March 17, 2010

Journalists and kidnap: what happens to the freelances?

BBC journalist Alan Johnston said on his release after 114 days of captivity that he received a "psychological boost" from hearing messages of support from colleagues and well-wishers around the world on the radio he was allowed to listen to. In contrast to the sustained public campaign for his freedom, the kidnap of Canadian freelance […]


March 16, 2010

‘A sort of extreme camping trip with people trying to kill you’

Cameraman Stuart Webb describes his experience of being on patrol with the Coldstream Guards in Afghanistan.
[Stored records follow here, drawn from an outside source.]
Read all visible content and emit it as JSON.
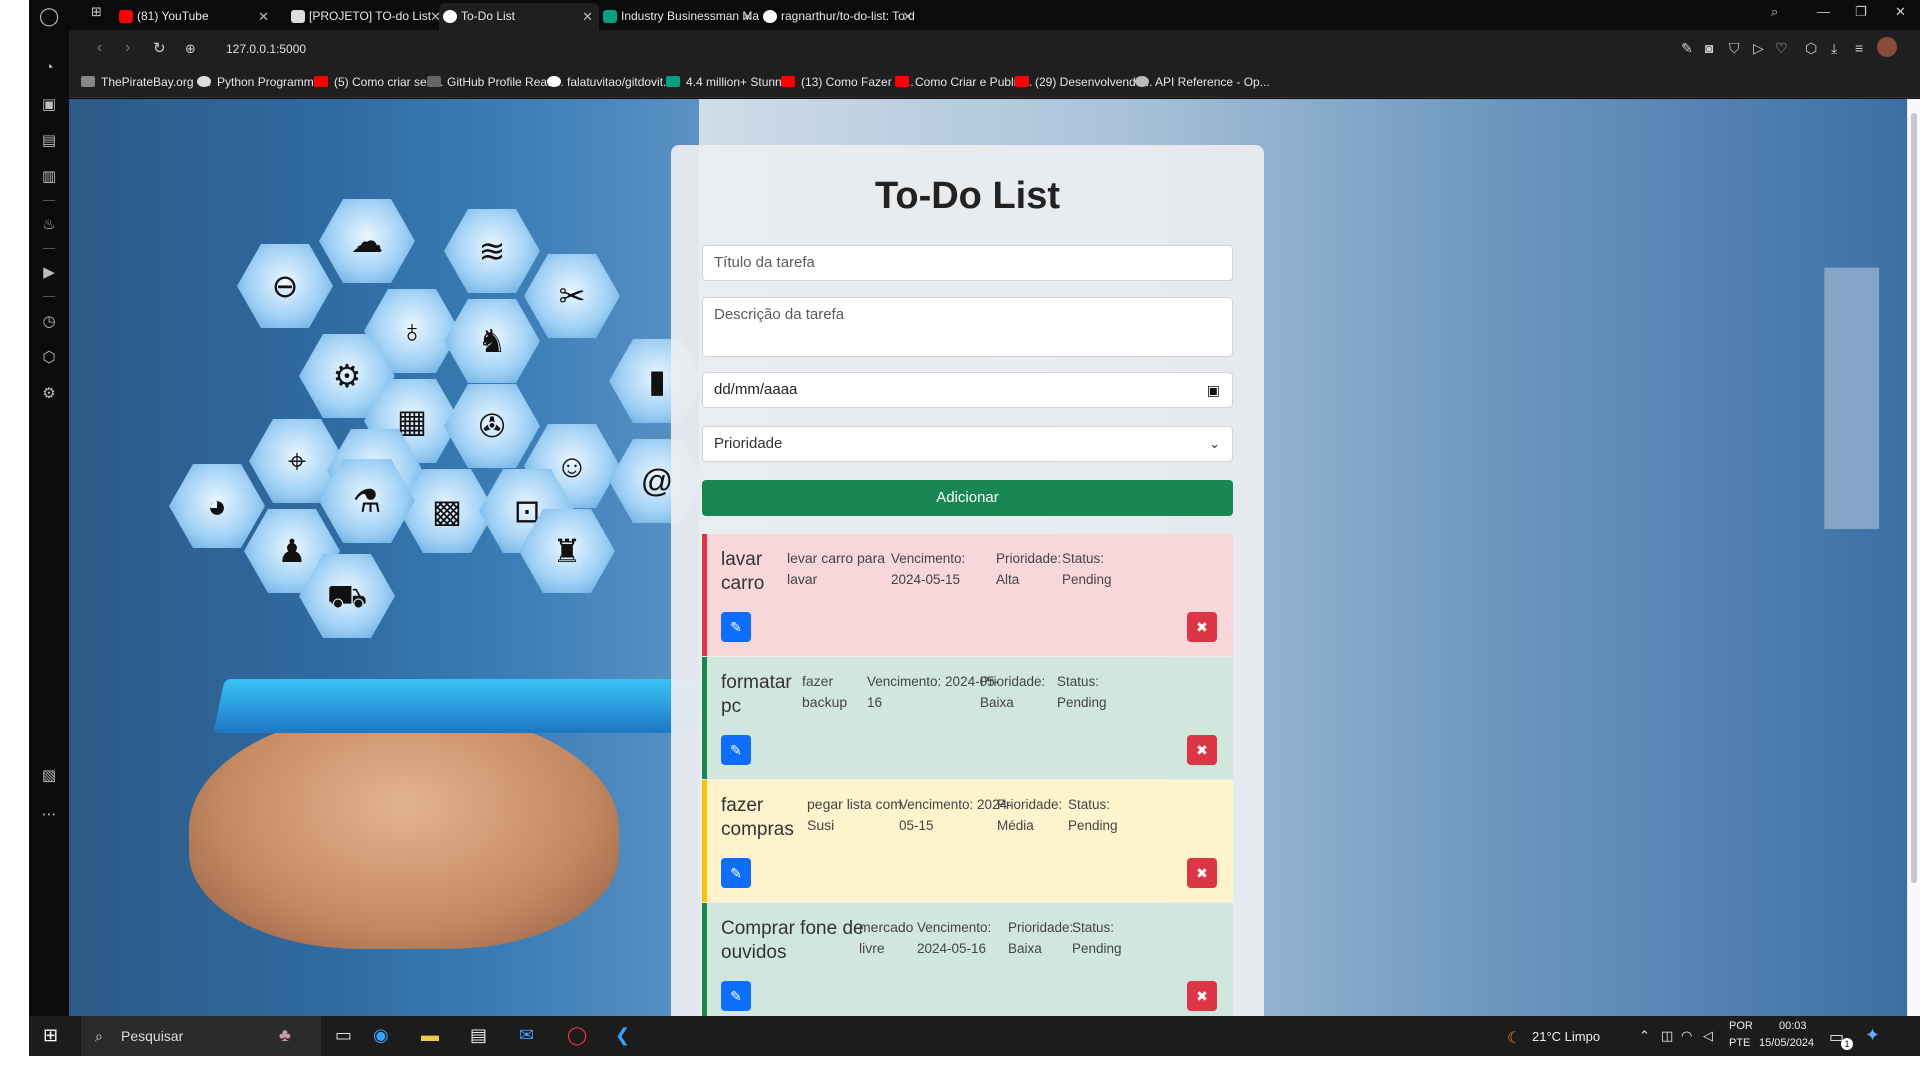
{
  "browser": {
    "tabs": [
      {
        "label": "(81) YouTube",
        "color": "#ff0000"
      },
      {
        "label": "[PROJETO] TO-do List",
        "color": "#dddddd"
      },
      {
        "label": "To-Do List",
        "color": "#ffffff",
        "active": true
      },
      {
        "label": "Industry Businessman Man",
        "color": "#05a081"
      },
      {
        "label": "ragnarthur/to-do-list: To d",
        "color": "#ffffff"
      }
    ],
    "url": "127.0.0.1:5000",
    "bookmarks": [
      {
        "label": "ThePirateBay.org -...",
        "color": "#888888"
      },
      {
        "label": "Python Programmi...",
        "color": "#dddddd"
      },
      {
        "label": "(5) Como criar seu...",
        "color": "#ff0000"
      },
      {
        "label": "GitHub Profile Read...",
        "color": "#666666"
      },
      {
        "label": "falatuvitao/gitdovit...",
        "color": "#ffffff"
      },
      {
        "label": "4.4 million+ Stunni...",
        "color": "#05a081"
      },
      {
        "label": "(13) Como Fazer U...",
        "color": "#ff0000"
      },
      {
        "label": "Como Criar e Public...",
        "color": "#ff0000"
      },
      {
        "label": "(29) Desenvolvendo...",
        "color": "#ff0000"
      },
      {
        "label": "API Reference - Op...",
        "color": "#bbbbbb"
      }
    ]
  },
  "app": {
    "title": "To-Do List",
    "title_placeholder": "Título da tarefa",
    "desc_placeholder": "Descrição da tarefa",
    "date_placeholder": "dd/mm/aaaa",
    "priority_label": "Prioridade",
    "add_label": "Adicionar",
    "tasks": [
      {
        "title": "lavar carro",
        "desc": "levar carro para lavar",
        "due": "Vencimento: 2024-05-15",
        "priority": "Prioridade: Alta",
        "status": "Status: Pending",
        "bg": "#f8d7da",
        "border": "#dc3545"
      },
      {
        "title": "formatar pc",
        "desc": "fazer backup",
        "due": "Vencimento: 2024-05-16",
        "priority": "Prioridade: Baixa",
        "status": "Status: Pending",
        "bg": "#d1e7dd",
        "border": "#198754"
      },
      {
        "title": "fazer compras",
        "desc": "pegar lista com Susi",
        "due": "Vencimento: 2024-05-15",
        "priority": "Prioridade: Média",
        "status": "Status: Pending",
        "bg": "#fff3cd",
        "border": "#ffc107"
      },
      {
        "title": "Comprar fone de ouvidos",
        "desc": "mercado livre",
        "due": "Vencimento: 2024-05-16",
        "priority": "Prioridade: Baixa",
        "status": "Status: Pending",
        "bg": "#d1e7dd",
        "border": "#198754"
      }
    ]
  },
  "taskbar": {
    "search": "Pesquisar",
    "weather": "21°C  Limpo",
    "lang1": "POR",
    "lang2": "PTE",
    "time": "00:03",
    "date": "15/05/2024",
    "notif": "1"
  }
}
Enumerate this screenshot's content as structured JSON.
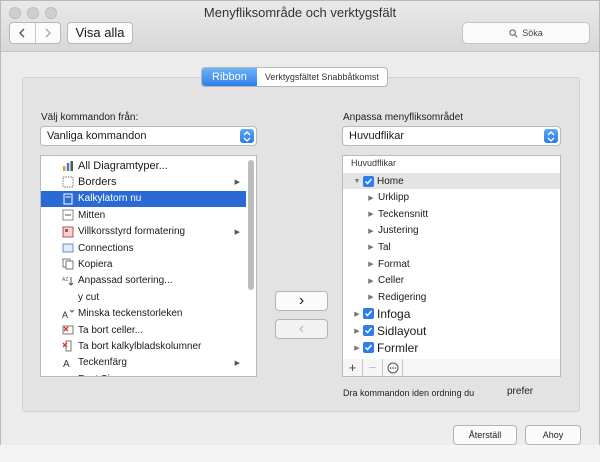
{
  "window": {
    "title": "Menyfliksområde och verktygsfält",
    "show_all_label": "Visa alla",
    "search_placeholder": "Söka"
  },
  "tabs": [
    {
      "label": "Ribbon",
      "active": true
    },
    {
      "label": "Verktygsfältet Snabbåtkomst",
      "active": false
    }
  ],
  "left": {
    "choose_label": "Välj kommandon från:",
    "choose_value": "Vanliga kommandon",
    "commands": [
      {
        "label": "All Diagramtyper...",
        "icon": "chart-icon",
        "submenu": false
      },
      {
        "label": "Borders",
        "icon": "borders-icon",
        "submenu": true
      },
      {
        "label": "Kalkylatorn nu",
        "icon": "calculator-icon",
        "submenu": false,
        "selected": true
      },
      {
        "label": "Mitten",
        "icon": "center-icon",
        "submenu": false
      },
      {
        "label": "Villkorsstyrd formatering",
        "icon": "conditional-format-icon",
        "submenu": true
      },
      {
        "label": "Connections",
        "icon": "connections-icon",
        "submenu": false
      },
      {
        "label": "Kopiera",
        "icon": "copy-icon",
        "submenu": false
      },
      {
        "label": "Anpassad sortering...",
        "icon": "sort-icon",
        "submenu": false
      },
      {
        "label": "y cut",
        "icon": "",
        "submenu": false
      },
      {
        "label": "Minska teckenstorleken",
        "icon": "decrease-font-icon",
        "submenu": false
      },
      {
        "label": "Ta bort celler...",
        "icon": "delete-cells-icon",
        "submenu": false
      },
      {
        "label": "Ta bort kalkylbladskolumner",
        "icon": "delete-columns-icon",
        "submenu": false
      },
      {
        "label": "Teckenfärg",
        "icon": "font-color-icon",
        "submenu": true
      },
      {
        "label": "Font Si...",
        "icon": "font-size-icon",
        "submenu": false
      }
    ]
  },
  "right": {
    "customize_label": "Anpassa menyfliksområdet",
    "customize_value": "Huvudflikar",
    "tree_header": "Huvudflikar",
    "tree": [
      {
        "label": "Home",
        "level": 0,
        "expanded": true,
        "checked": true
      },
      {
        "label": "Urklipp",
        "level": 1
      },
      {
        "label": "Teckensnitt",
        "level": 1
      },
      {
        "label": "Justering",
        "level": 1
      },
      {
        "label": "Tal",
        "level": 1
      },
      {
        "label": "Format",
        "level": 1
      },
      {
        "label": "Celler",
        "level": 1
      },
      {
        "label": "Redigering",
        "level": 1
      },
      {
        "label": "Infoga",
        "level": 0,
        "expanded": false,
        "checked": true
      },
      {
        "label": "Sidlayout",
        "level": 0,
        "expanded": false,
        "checked": true
      },
      {
        "label": "Formler",
        "level": 0,
        "expanded": false,
        "checked": true
      }
    ],
    "hint": "Dra kommandon iden ordning du",
    "hint2": "prefer"
  },
  "buttons": {
    "add": "›",
    "remove": "‹",
    "reset": "Återställ",
    "save": "Ahoy"
  },
  "colors": {
    "accent": "#2b6ad5",
    "check": "#2d7cf0"
  }
}
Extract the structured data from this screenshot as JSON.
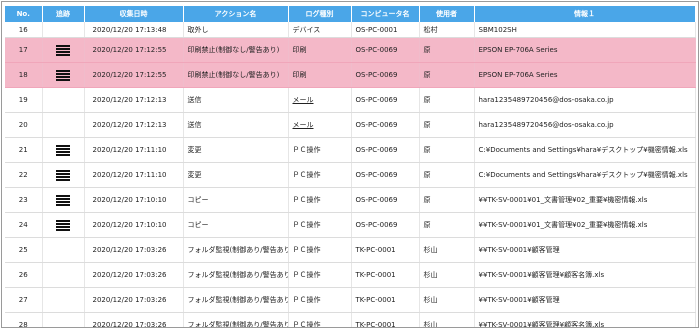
{
  "table": {
    "headers": [
      "No.",
      "追跡",
      "収集日時",
      "アクション名",
      "ログ種別",
      "コンピュータ名",
      "使用者",
      "情報１"
    ],
    "rows": [
      {
        "no": "16",
        "trace": false,
        "date": "2020/12/20 17:13:48",
        "action": "取外し",
        "logtype": "デバイス",
        "computer": "OS-PC-0001",
        "user": "松村",
        "info": "SBM102SH",
        "highlight": false
      },
      {
        "no": "17",
        "trace": true,
        "date": "2020/12/20 17:12:55",
        "action": "印刷禁止(制御なし/警告あり)",
        "logtype": "印刷",
        "computer": "OS-PC-0069",
        "user": "原",
        "info": "EPSON EP-706A Series",
        "highlight": true
      },
      {
        "no": "18",
        "trace": true,
        "date": "2020/12/20 17:12:55",
        "action": "印刷禁止(制御なし/警告あり)",
        "logtype": "印刷",
        "computer": "OS-PC-0069",
        "user": "原",
        "info": "EPSON EP-706A Series",
        "highlight": true
      },
      {
        "no": "19",
        "trace": false,
        "date": "2020/12/20 17:12:13",
        "action": "送信",
        "logtype": "メール",
        "computer": "OS-PC-0069",
        "user": "原",
        "info": "hara1235489720456@dos-osaka.co.jp",
        "highlight": false
      },
      {
        "no": "20",
        "trace": false,
        "date": "2020/12/20 17:12:13",
        "action": "送信",
        "logtype": "メール",
        "computer": "OS-PC-0069",
        "user": "原",
        "info": "hara1235489720456@dos-osaka.co.jp",
        "highlight": false
      },
      {
        "no": "21",
        "trace": true,
        "date": "2020/12/20 17:11:10",
        "action": "変更",
        "logtype": "ＰＣ操作",
        "computer": "OS-PC-0069",
        "user": "原",
        "info": "C:¥Documents and Settings¥hara¥デスクトップ¥機密情報.xls",
        "highlight": false
      },
      {
        "no": "22",
        "trace": true,
        "date": "2020/12/20 17:11:10",
        "action": "変更",
        "logtype": "ＰＣ操作",
        "computer": "OS-PC-0069",
        "user": "原",
        "info": "C:¥Documents and Settings¥hara¥デスクトップ¥機密情報.xls",
        "highlight": false
      },
      {
        "no": "23",
        "trace": true,
        "date": "2020/12/20 17:10:10",
        "action": "コピー",
        "logtype": "ＰＣ操作",
        "computer": "OS-PC-0069",
        "user": "原",
        "info": "¥¥TK-SV-0001¥01_文書管理¥02_重要¥機密情報.xls",
        "highlight": false
      },
      {
        "no": "24",
        "trace": true,
        "date": "2020/12/20 17:10:10",
        "action": "コピー",
        "logtype": "ＰＣ操作",
        "computer": "OS-PC-0069",
        "user": "原",
        "info": "¥¥TK-SV-0001¥01_文書管理¥02_重要¥機密情報.xls",
        "highlight": false
      },
      {
        "no": "25",
        "trace": false,
        "date": "2020/12/20 17:03:26",
        "action": "フォルダ監視(制御あり/警告あり)",
        "logtype": "ＰＣ操作",
        "computer": "TK-PC-0001",
        "user": "杉山",
        "info": "¥¥TK-SV-0001¥顧客管理",
        "highlight": false
      },
      {
        "no": "26",
        "trace": false,
        "date": "2020/12/20 17:03:26",
        "action": "フォルダ監視(制御あり/警告あり)",
        "logtype": "ＰＣ操作",
        "computer": "TK-PC-0001",
        "user": "杉山",
        "info": "¥¥TK-SV-0001¥顧客管理¥顧客名簿.xls",
        "highlight": false
      },
      {
        "no": "27",
        "trace": false,
        "date": "2020/12/20 17:03:26",
        "action": "フォルダ監視(制御あり/警告あり)",
        "logtype": "ＰＣ操作",
        "computer": "TK-PC-0001",
        "user": "杉山",
        "info": "¥¥TK-SV-0001¥顧客管理",
        "highlight": false
      },
      {
        "no": "28",
        "trace": false,
        "date": "2020/12/20 17:03:26",
        "action": "フォルダ監視(制御あり/警告あり)",
        "logtype": "ＰＣ操作",
        "computer": "TK-PC-0001",
        "user": "杉山",
        "info": "¥¥TK-SV-0001¥顧客管理¥顧客名簿.xls",
        "highlight": false
      }
    ]
  },
  "colors": {
    "header": "#4aa6e8",
    "highlight": "#f4b8c8"
  },
  "icons": {
    "trace": "list-icon"
  }
}
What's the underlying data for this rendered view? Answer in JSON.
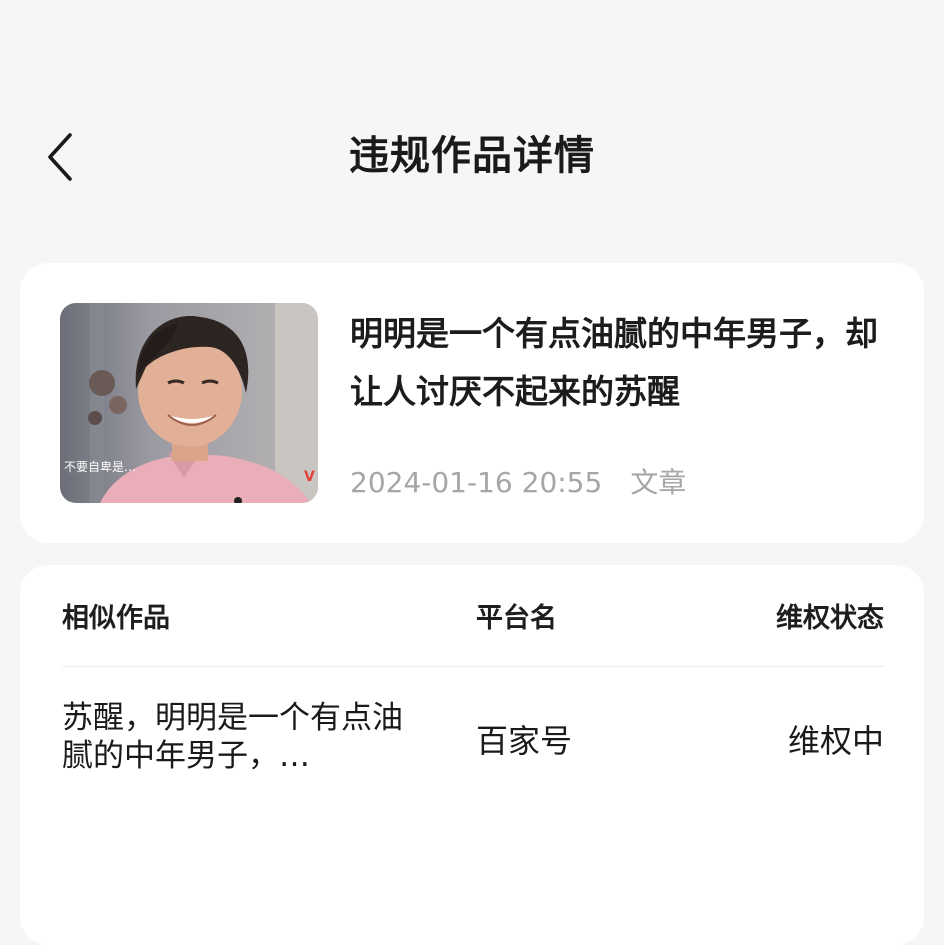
{
  "header": {
    "title": "违规作品详情",
    "back_icon": "chevron-left-icon"
  },
  "work": {
    "title": "明明是一个有点油腻的中年男子，却让人讨厌不起来的苏醒",
    "datetime": "2024-01-16 20:55",
    "type": "文章",
    "thumbnail_caption": "不要自卑是…"
  },
  "similar_table": {
    "columns": {
      "similar": "相似作品",
      "platform": "平台名",
      "status": "维权状态"
    },
    "rows": [
      {
        "similar": "苏醒，明明是一个有点油腻的中年男子，…",
        "platform": "百家号",
        "status": "维权中"
      }
    ]
  },
  "colors": {
    "background": "#f5f6f8",
    "card": "#ffffff",
    "meta_text": "#a6a6a6"
  }
}
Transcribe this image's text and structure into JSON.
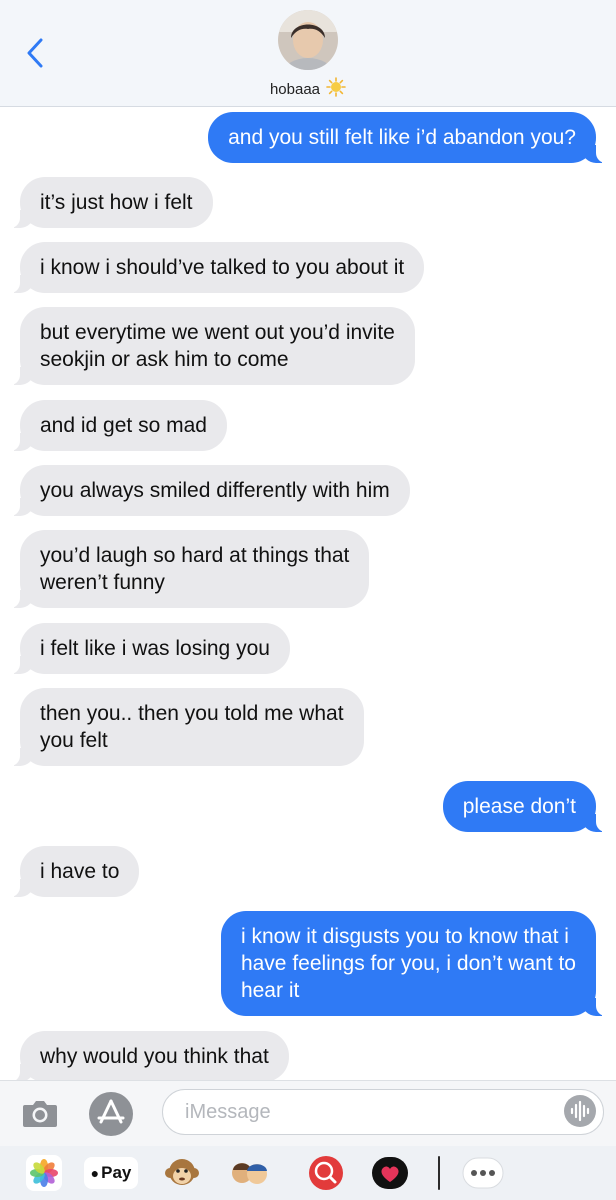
{
  "header": {
    "contact_name": "hobaaa",
    "contact_emoji": "☀️"
  },
  "messages": [
    {
      "dir": "out",
      "text": "and you still felt like i’d abandon you?"
    },
    {
      "dir": "in",
      "text": "it’s just how i felt"
    },
    {
      "dir": "in",
      "text": "i know i should’ve talked to you about it"
    },
    {
      "dir": "in",
      "text": "but everytime we went out you’d invite\nseokjin or ask him to come"
    },
    {
      "dir": "in",
      "text": "and id get so mad"
    },
    {
      "dir": "in",
      "text": "you always smiled differently with him"
    },
    {
      "dir": "in",
      "text": "you’d laugh so hard at things that\nweren’t funny"
    },
    {
      "dir": "in",
      "text": "i felt like i was losing you"
    },
    {
      "dir": "in",
      "text": "then you.. then you told me what\nyou felt"
    },
    {
      "dir": "out",
      "text": "please don’t"
    },
    {
      "dir": "in",
      "text": "i have to"
    },
    {
      "dir": "out",
      "text": "i know it disgusts you to know that i\nhave feelings for you, i don’t want to\nhear it"
    },
    {
      "dir": "in",
      "text": "why would you think that"
    }
  ],
  "composer": {
    "placeholder": "iMessage"
  },
  "tray": {
    "apple_pay_label": "Pay"
  },
  "colors": {
    "sent_bubble": "#2f7af5",
    "received_bubble": "#e9e9ec",
    "ios_blue": "#2f7af5"
  },
  "icons": [
    "chevron-left-icon",
    "camera-icon",
    "app-store-icon",
    "audio-waveform-icon",
    "photos-icon",
    "apple-pay-icon",
    "monkey-sticker-icon",
    "memoji-icon",
    "web-search-icon",
    "heart-sticker-icon",
    "more-icon"
  ]
}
He was working for Channel 4 News with Alex Thomson. The pair came under fire as they moved along a ditch with the Guards…   "As-live" Twitter reportage Alex Thomson’s report from Babaji in Helmand was broadcast on Channel […]


March 16, 2010

Journalism doesn’t pay, so what?

I never thought about making money when I set up Kigali Wire. From the beginning it has always been an experiment and it remains so. I never thought about making money when I shot my first photojournalism essay – which is in dire need of an editor’s hand… forgive me, it is my first bash […]


December 10, 2009

Twitter and the Iraq Inquiry

The other day, Dave Lee pointed out that Sky were doing something interesting with a Twitter feed during their coverage of the Iraq Inquiry. They were showing foreign correspondent Tim Marshall’s Twitter feed alongside the live coverage of the Inquiry. At this particular point in time, Sir John Scarlett was being asked about the intelligence […]


September 11, 2009

Access Denied: Twitter, Iran and embedding journalists in online culture

You can now watch the event here.  The Iranian Election was the moment when Twitter “exploded into our consciousness as a really powerful newsgathering tool” Adrian Wells told the Frontline Club earlier this week. Sky’s Foreign Editor was discussing how media organisations cover ‘news black holes’ with Richard Sambrook, Head of Global News at the […]